**EXERCISE DETAILS**
Take every line from the records below that includes the word "Center".

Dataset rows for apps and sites
━━━━━━
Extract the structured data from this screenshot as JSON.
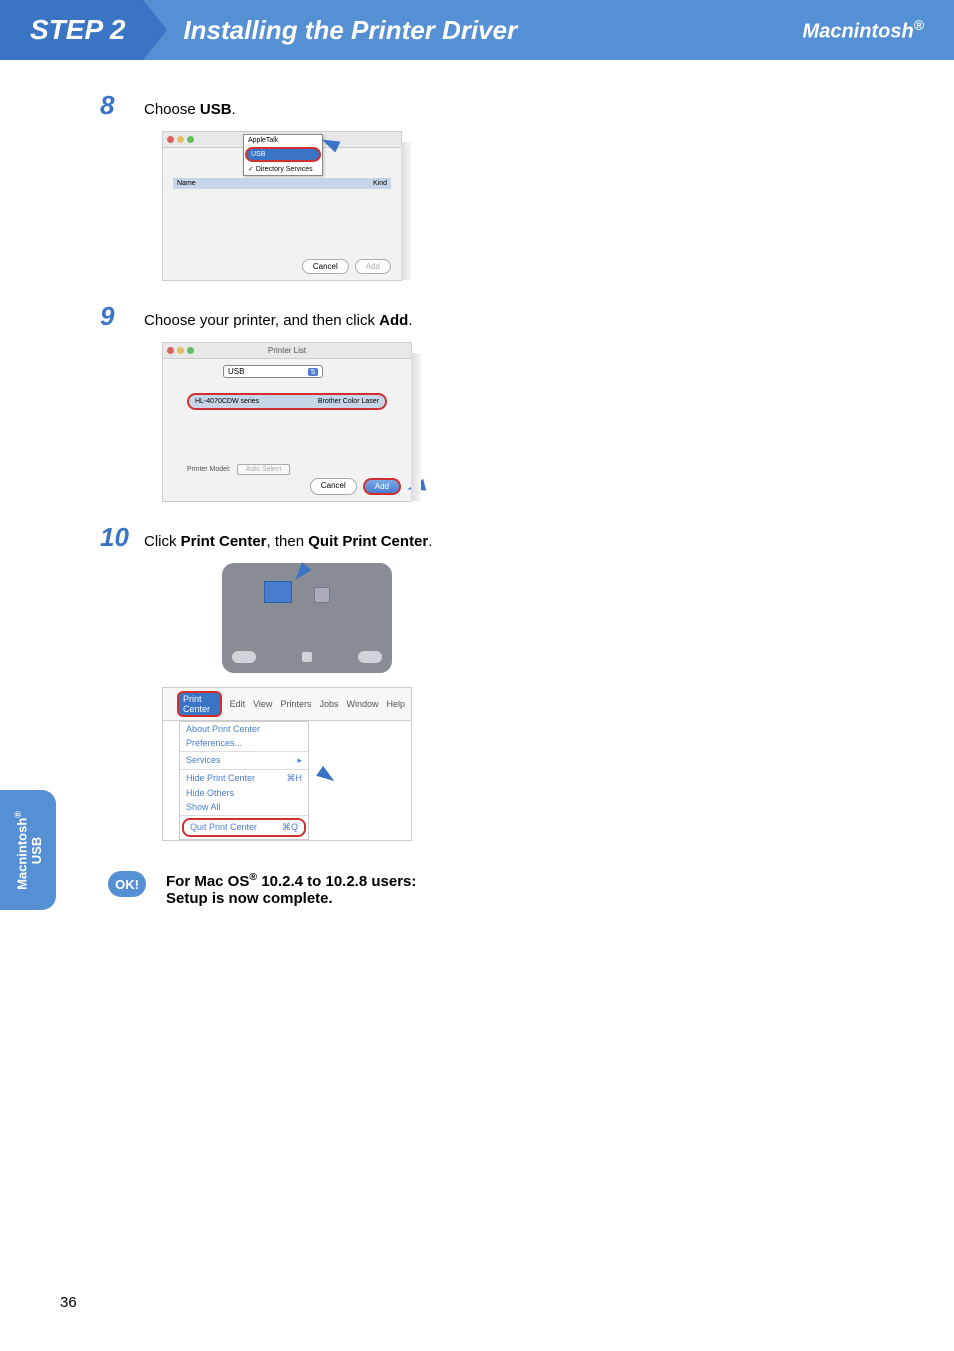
{
  "header": {
    "step_label": "STEP 2",
    "title": "Installing the Printer Driver",
    "platform": "Macnintosh",
    "platform_sup": "®"
  },
  "steps": {
    "s8": {
      "num": "8",
      "text_before": "Choose ",
      "bold": "USB",
      "text_after": "."
    },
    "s9": {
      "num": "9",
      "text_before": "Choose your printer, and then click ",
      "bold": "Add",
      "text_after": "."
    },
    "s10": {
      "num": "10",
      "text_before": "Click ",
      "bold1": "Print Center",
      "mid": ", then ",
      "bold2": "Quit Print Center",
      "text_after": "."
    }
  },
  "shot8": {
    "dd_item1": "AppleTalk",
    "dd_sel": "USB",
    "dd_item3": "Directory Services",
    "col1": "Name",
    "col2": "Kind",
    "btn_cancel": "Cancel",
    "btn_add": "Add"
  },
  "shot9": {
    "title": "Printer List",
    "select": "USB",
    "row_name": "HL-4070CDW series",
    "row_kind": "Brother Color Laser",
    "pm_label": "Printer Model:",
    "pm_value": "Auto Select",
    "btn_cancel": "Cancel",
    "btn_add": "Add"
  },
  "shot10b": {
    "menu_sel": "Print Center",
    "m_edit": "Edit",
    "m_view": "View",
    "m_printers": "Printers",
    "m_jobs": "Jobs",
    "m_window": "Window",
    "m_help": "Help",
    "dd_about": "About Print Center",
    "dd_prefs": "Preferences...",
    "dd_services": "Services",
    "dd_hide": "Hide Print Center",
    "dd_hide_sc": "⌘H",
    "dd_hideothers": "Hide Others",
    "dd_showall": "Show All",
    "dd_quit": "Quit Print Center",
    "dd_quit_sc": "⌘Q"
  },
  "ok": {
    "badge": "OK!",
    "line1a": "For Mac OS",
    "line1_sup": "®",
    "line1b": " 10.2.4 to 10.2.8 users:",
    "line2": "Setup is now complete."
  },
  "side_tab": {
    "line1": "Macnintosh",
    "sup": "®",
    "line2": "USB"
  },
  "page_number": "36"
}
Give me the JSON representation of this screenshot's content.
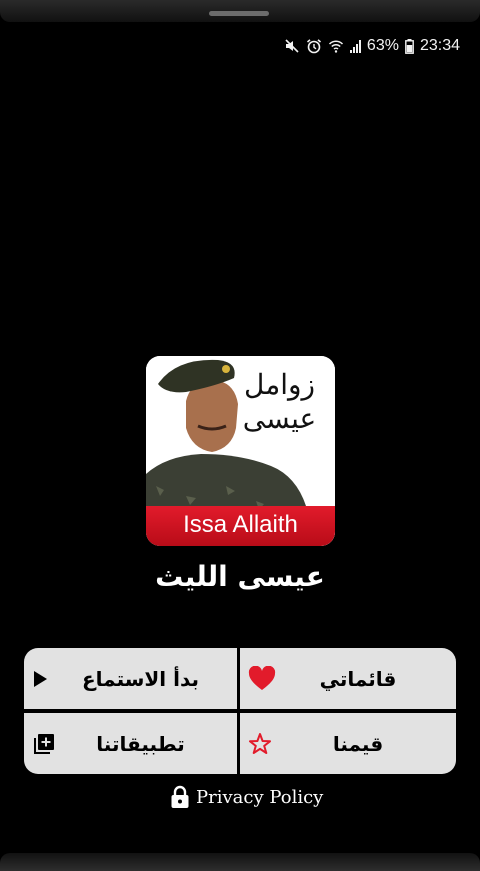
{
  "status_bar": {
    "battery": "63%",
    "time": "23:34"
  },
  "app": {
    "icon_caption": "Issa Allaith",
    "icon_calligraphy_line1": "زوامل",
    "icon_calligraphy_line2": "عيسى",
    "title": "عيسى الليث"
  },
  "menu": {
    "my_lists": "قائماتي",
    "start_listening": "بدأ الاستماع",
    "rate_us": "قيمنا",
    "our_apps": "تطبيقاتنا"
  },
  "footer": {
    "privacy_label": "Privacy Policy"
  },
  "colors": {
    "background": "#000000",
    "button_bg": "#e2e2e2",
    "accent_red": "#e21b2b"
  }
}
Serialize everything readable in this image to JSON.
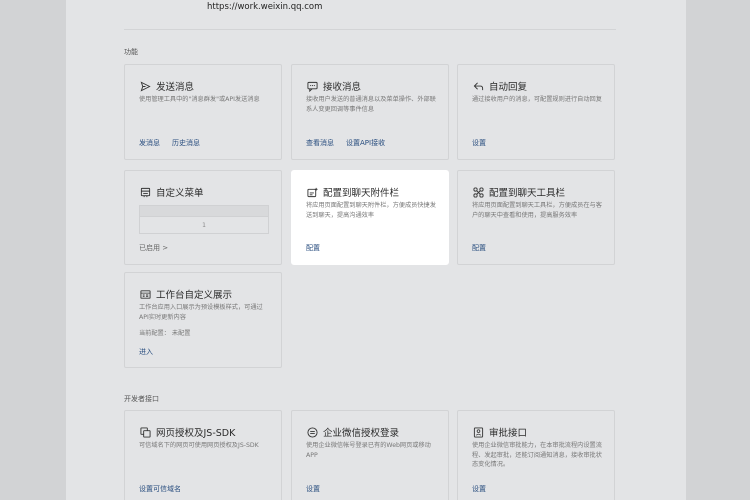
{
  "url": "https://work.weixin.qq.com",
  "sections": {
    "features_label": "功能",
    "developer_label": "开发者接口"
  },
  "cards": {
    "send_message": {
      "title": "发送消息",
      "desc": "使用管理工具中的\"消息群发\"或API发送消息",
      "links": [
        "发消息",
        "历史消息"
      ]
    },
    "receive_message": {
      "title": "接收消息",
      "desc": "接收用户发送的普通消息以及菜单操作、外部联系人变更回调等事件信息",
      "links": [
        "查看消息",
        "设置API接收"
      ]
    },
    "auto_reply": {
      "title": "自动回复",
      "desc": "通过接收用户的消息，可配置规则进行自动回复",
      "links": [
        "设置"
      ]
    },
    "custom_menu": {
      "title": "自定义菜单",
      "preview_number": "1",
      "enabled_label": "已启用 >"
    },
    "chat_attachment": {
      "title": "配置到聊天附件栏",
      "desc": "将应用页面配置到聊天附件栏，方便成员快捷发送到聊天，提高沟通效率",
      "links": [
        "配置"
      ]
    },
    "chat_toolbar": {
      "title": "配置到聊天工具栏",
      "desc": "将应用页面配置到聊天工具栏，方便成员在与客户的聊天中查看和使用，提高服务效率",
      "links": [
        "配置"
      ]
    },
    "workbench": {
      "title": "工作台自定义展示",
      "desc": "工作台应用入口展示为预设模板样式，可通过API实时更新内容",
      "status": "当前配置： 未配置",
      "links": [
        "进入"
      ]
    },
    "web_auth": {
      "title": "网页授权及JS-SDK",
      "desc": "可信域名下的网页可使用网页授权及JS-SDK",
      "links": [
        "设置可信域名"
      ]
    },
    "wecom_auth": {
      "title": "企业微信授权登录",
      "desc": "使用企业微信帐号登录已有的Web网页或移动APP",
      "links": [
        "设置"
      ]
    },
    "approval": {
      "title": "审批接口",
      "desc": "使用企业微信审批能力，在本审批流程内设置流程、发起审批，还能订阅通知消息，接收审批状态变化情况。",
      "links": [
        "设置"
      ]
    }
  },
  "colors": {
    "link": "#274c7e",
    "overlay_bg": "#d2d3d5",
    "page_bg": "#e3e4e6",
    "active_card": "#ffffff"
  }
}
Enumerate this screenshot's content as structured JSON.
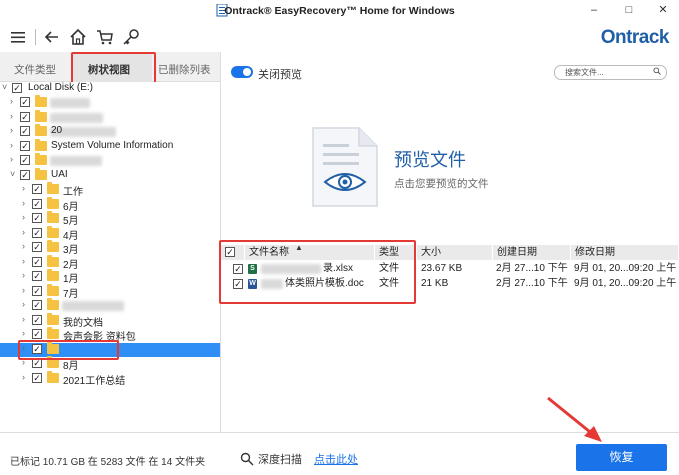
{
  "window": {
    "title": "Ontrack® EasyRecovery™ Home for Windows",
    "minimize": "–",
    "maximize": "□",
    "close": "✕"
  },
  "toolbar": {
    "logo": "Ontrack"
  },
  "tabs": [
    {
      "label": "文件类型"
    },
    {
      "label": "树状视图",
      "active": true
    },
    {
      "label": "已删除列表"
    }
  ],
  "tree": {
    "root_label": "Local Disk (E:)",
    "items": [
      {
        "label": "",
        "level": 1,
        "checked": true,
        "blurred": true
      },
      {
        "label": "",
        "level": 1,
        "checked": true,
        "blurred": true
      },
      {
        "label": "20",
        "level": 1,
        "checked": true,
        "blurred": true
      },
      {
        "label": "System Volume Information",
        "level": 1,
        "checked": true
      },
      {
        "label": "",
        "level": 1,
        "checked": true,
        "blurred": true
      },
      {
        "label": "UAI",
        "level": 1,
        "checked": true,
        "expanded": true
      },
      {
        "label": "工作",
        "level": 2,
        "checked": true
      },
      {
        "label": "6月",
        "level": 2,
        "checked": true
      },
      {
        "label": "5月",
        "level": 2,
        "checked": true
      },
      {
        "label": "4月",
        "level": 2,
        "checked": true
      },
      {
        "label": "3月",
        "level": 2,
        "checked": true
      },
      {
        "label": "2月",
        "level": 2,
        "checked": true
      },
      {
        "label": "1月",
        "level": 2,
        "checked": true
      },
      {
        "label": "7月",
        "level": 2,
        "checked": true
      },
      {
        "label": "",
        "level": 2,
        "checked": true,
        "blurred": true
      },
      {
        "label": "我的文档",
        "level": 2,
        "checked": true
      },
      {
        "label": "会声会影 资料包",
        "level": 2,
        "checked": true
      },
      {
        "label": "",
        "level": 2,
        "checked": true,
        "selected": true
      },
      {
        "label": "8月",
        "level": 2,
        "checked": true
      },
      {
        "label": "2021工作总结",
        "level": 2,
        "checked": true
      }
    ]
  },
  "preview": {
    "toggle_label": "关闭预览",
    "search_placeholder": "搜索文件...",
    "title": "预览文件",
    "subtitle": "点击您要预览的文件"
  },
  "table": {
    "columns": [
      "文件名称",
      "类型",
      "大小",
      "创建日期",
      "修改日期"
    ],
    "rows": [
      {
        "name": "录.xlsx",
        "type": "文件",
        "size": "23.67 KB",
        "created": "2月 27...10 下午",
        "modified": "9月 01, 20...09:20 上午",
        "icon": "S",
        "icon_color": "#1e7145"
      },
      {
        "name": "体类照片模板.doc",
        "type": "文件",
        "size": "21 KB",
        "created": "2月 27...10 下午",
        "modified": "9月 01, 20...09:20 上午",
        "icon": "W",
        "icon_color": "#2b579a"
      }
    ]
  },
  "status": {
    "summary": "已标记 10.71 GB 在 5283 文件 在 14 文件夹",
    "deep_scan": "深度扫描",
    "deep_link": "点击此处",
    "recover": "恢复"
  },
  "colors": {
    "accent": "#1a73e8",
    "highlight": "#e53935",
    "folder": "#f5c242"
  }
}
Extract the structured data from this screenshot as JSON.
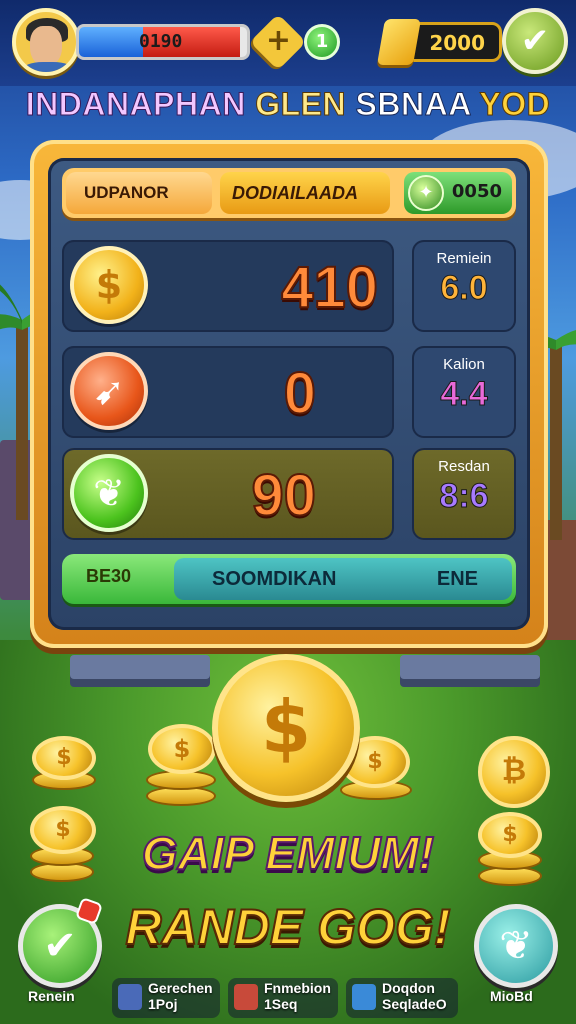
{
  "topbar": {
    "health_value": "0190",
    "health_fraction": 0.96,
    "plus_label": "+",
    "level_value": "1",
    "coins_value": "2000"
  },
  "headline": {
    "word1": "INDANAPHAN",
    "word2": "GLEN",
    "word3": "SBNAA",
    "word4": "YOD"
  },
  "panel": {
    "tabs": {
      "tab1": "UDPANOR",
      "tab2": "DODIAILAADA",
      "tab3_value": "0050"
    },
    "rows": [
      {
        "value": "410",
        "side_label": "Remiein",
        "side_value": "6.0"
      },
      {
        "value": "0",
        "side_label": "Kalion",
        "side_value": "4.4"
      },
      {
        "value": "90",
        "side_label": "Resdan",
        "side_value": "8:6"
      }
    ],
    "footer": {
      "left": "BE30",
      "middle": "SOOMDIKAN",
      "right": "ENE"
    }
  },
  "promo": {
    "line1": "GAIP EMIUM!",
    "line2": "RANDE GOG!"
  },
  "bottom_nav": {
    "item1_label": "Renein",
    "item2_line1": "Gerechen",
    "item2_line2": "1Poj",
    "item3_line1": "Fnmebion",
    "item3_line2": "1Seq",
    "item4_line1": "Doqdon",
    "item4_line2": "SeqladeO",
    "item5_label": "MioBd"
  },
  "colors": {
    "panel_frame": "#f8b73a",
    "panel_inner": "#2b4266",
    "value_orange": "#ff8a3a",
    "promo_yellow": "#ffd23a"
  },
  "icons": {
    "coin1": "dollar-coin-icon",
    "coin2": "flame-coin-icon",
    "coin3": "leaf-coin-icon",
    "confirm": "checkmark-icon"
  }
}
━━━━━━
**ANSWER BOX**
      "bold1": "Print Center",
      "bold2": "Quit Print Center",
    "menu_sel": "Print Center",
    "dd_about": "About Print Center",
    "dd_hide": "Hide Print Center",
    "dd_quit": "Quit Print Center",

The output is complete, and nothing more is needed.